Yes, it’s very complicated. I recently found out that when a label states where it is made, Vietnam for example, is only where the final product is assembled. Similarly to, say, an iPhone, different countries will assemble each piece of a phone and bring them together in one country to create the finished product. The fashion industry does the same thing. I think what needs to happen to combat this is just more research into shining a light on the supply chains of companies and where things are coming from.
Is there a company that is pioneering this change at the moment?
As I mentioned before, Tonle is a great company. In the UK there’s a brand called People Tree that creates clothing for the new generation. Sustainable fashion can often be predominantly marketed and designed for older women, but People Tree is fair-wage, eco-friendly clothing with a more youthful look. Small, local boutiques that make their own clothes tend to be the best option. College students often don’t have a lot of money to spend on clothing, and sustainable clothing can get to be very expensive. It doesn’t have to be, I like going to second-hand stores like Buffalo Exchange, Urban Renewal, and Goodwill give you the sustainability of not purchasing something new, but are much cheaper than specifically sustainable clothing. A key selling point of sustainable clothing is that it lasts for a long time, so despite it being a higher price point, it will last longer than fast fashion pieces.

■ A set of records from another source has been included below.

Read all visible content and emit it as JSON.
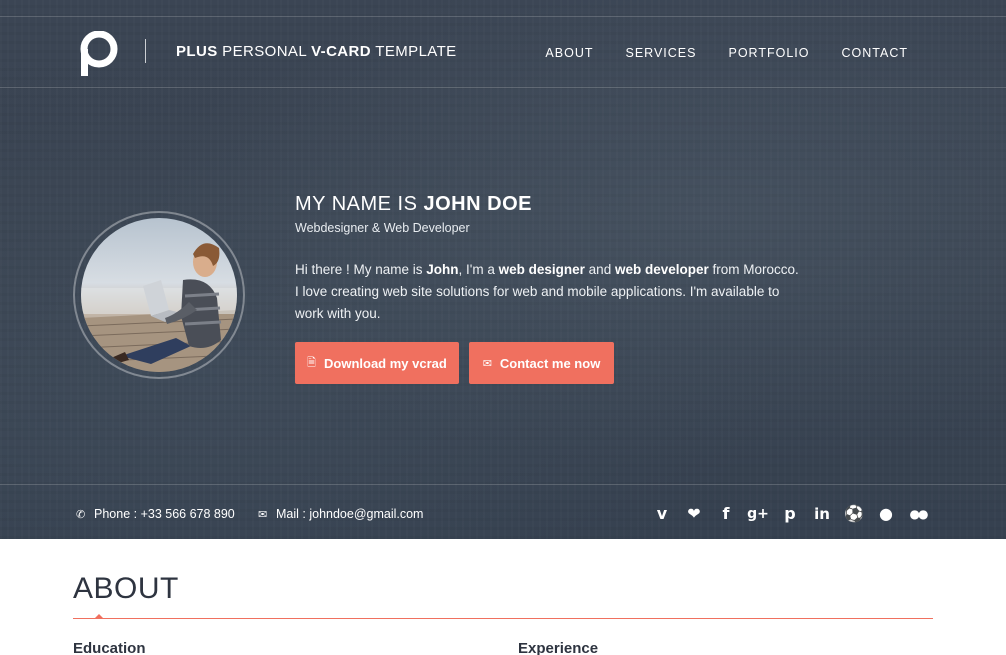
{
  "header": {
    "brand_bold_1": "PLUS",
    "brand_light_1": " PERSONAL ",
    "brand_bold_2": "V-CARD",
    "brand_light_2": " TEMPLATE",
    "nav": [
      "ABOUT",
      "SERVICES",
      "PORTFOLIO",
      "CONTACT"
    ]
  },
  "intro": {
    "headline_light": "MY NAME IS ",
    "headline_bold": "JOHN DOE",
    "subtitle": "Webdesigner & Web Developer",
    "bio": {
      "p1": "Hi there ! My name is ",
      "name": "John",
      "p2": ", I'm a ",
      "role1": "web designer",
      "p3": " and ",
      "role2": "web developer",
      "p4": " from Morocco. I love creating web site solutions for web and mobile applications. I'm available to work with you."
    },
    "buttons": {
      "download": "Download my vcrad",
      "contact": "Contact me now"
    }
  },
  "contact": {
    "phone": "Phone : +33 566 678 890",
    "mail": "Mail : johndoe@gmail.com",
    "socials": [
      "vimeo-icon",
      "twitter-icon",
      "facebook-icon",
      "google-plus-icon",
      "pinterest-icon",
      "linkedin-icon",
      "dribbble-icon",
      "github-icon",
      "flickr-icon"
    ]
  },
  "about": {
    "title": "ABOUT",
    "education": "Education",
    "experience": "Experience"
  },
  "colors": {
    "accent": "#f0705f",
    "hero_bg": "#3a4452",
    "heading": "#2e3440"
  }
}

What are five small things people can do to be more sustainable?
Start by looking at the labels on clothes currently in your wardrobe to find out what they’re made of and you’re aware of what you have.
Second would be thrifting, which is a very easy and cheap way to find sustainable clothing.
Look in your closet and try pairing what you already have with things that you wouldn’t normally wear together. Experimenting with pieces in a new way can open you up to new silhouettes and shapes and give you many more outfit choices without buying new pieces.
Try to make one alternative choice every time you shop. If you need a new pair of leggings, try looking into a sustainable option first. Looking at your options can help more than you’d think. (Check out Ash & Rose for great alternative pieces!)
Don’t try to do everything all at once. There’s a reason it’s called “sustainable” fashion, it’s because it’s supposed to be manageable. Incorporate small changes into your lifestyle a few at a time, and before you know it, you’ll be living much more sustainably. A store I like is Package Free, which has sustainable household supplies that are easy to incorporate into your everyday routine.
Sustainability is an investment. Sustainable products are often expensive; however, they end up saving money in the end, because you don’t have to keep re-purchasing single use or few use items that deteriorate quickly. If you’re going to invest your money in a product, why not make it sustainable?
In the long run, what would you like to see change?
I would love to see corporations taking responsibility for their actions. It’s all about supply and demand, and the consumer's voice has the power to change where our current government can’t or won’t. Making the conscious effort not to buy from companies that aren’t eco-conscious, they will respond with the desirable action. Spreading awareness of these issues is extremely important, even corporations like Primark and H&M are coming out with “sustainable” clothing lines in response. While they aren’t necessarily always honest about how “sustainable” these pieces are, it’s a start in the right direction. Supporting smaller sustainable companies like Ash & Rose is important in the fight for change. You, as the consumer, have the choice, so vote with your wallet!
You can check out Ash & Rose HERE for fashionably sustainable pieces.